- App and web page records
#####

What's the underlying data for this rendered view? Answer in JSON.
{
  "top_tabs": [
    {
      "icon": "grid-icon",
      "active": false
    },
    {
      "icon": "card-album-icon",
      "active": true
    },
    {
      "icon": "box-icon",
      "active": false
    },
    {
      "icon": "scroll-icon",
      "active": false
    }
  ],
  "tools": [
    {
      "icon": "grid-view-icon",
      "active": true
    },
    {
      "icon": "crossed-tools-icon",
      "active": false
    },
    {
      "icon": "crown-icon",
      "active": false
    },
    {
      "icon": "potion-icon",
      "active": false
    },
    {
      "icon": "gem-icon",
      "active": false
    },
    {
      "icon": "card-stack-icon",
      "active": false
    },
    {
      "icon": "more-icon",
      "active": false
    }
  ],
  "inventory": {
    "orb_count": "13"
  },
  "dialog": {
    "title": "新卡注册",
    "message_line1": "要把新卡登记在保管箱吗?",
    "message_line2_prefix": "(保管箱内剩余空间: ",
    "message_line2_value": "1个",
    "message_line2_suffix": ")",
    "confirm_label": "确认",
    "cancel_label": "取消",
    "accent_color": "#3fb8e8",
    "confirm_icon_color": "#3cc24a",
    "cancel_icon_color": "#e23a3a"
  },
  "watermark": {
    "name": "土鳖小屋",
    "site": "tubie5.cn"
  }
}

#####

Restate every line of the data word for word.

- TASK RESULT
What's the underlying data for this rendered view? Answer in JSON.
{
  "top_tabs": [
    {
      "icon": "grid-icon",
      "active": false
    },
    {
      "icon": "card-album-icon",
      "active": true
    },
    {
      "icon": "box-icon",
      "active": false
    },
    {
      "icon": "scroll-icon",
      "active": false
    }
  ],
  "tools": [
    {
      "icon": "grid-view-icon",
      "active": true
    },
    {
      "icon": "crossed-tools-icon",
      "active": false
    },
    {
      "icon": "crown-icon",
      "active": false
    },
    {
      "icon": "potion-icon",
      "active": false
    },
    {
      "icon": "gem-icon",
      "active": false
    },
    {
      "icon": "card-stack-icon",
      "active": false
    },
    {
      "icon": "more-icon",
      "active": false
    }
  ],
  "inventory": {
    "orb_count": "13"
  },
  "dialog": {
    "title": "新卡注册",
    "message_line1": "要把新卡登记在保管箱吗?",
    "message_line2_prefix": "(保管箱内剩余空间: ",
    "message_line2_value": "1个",
    "message_line2_suffix": ")",
    "confirm_label": "确认",
    "cancel_label": "取消",
    "accent_color": "#3fb8e8",
    "confirm_icon_color": "#3cc24a",
    "cancel_icon_color": "#e23a3a"
  },
  "watermark": {
    "name": "土鳖小屋",
    "site": "tubie5.cn"
  }
}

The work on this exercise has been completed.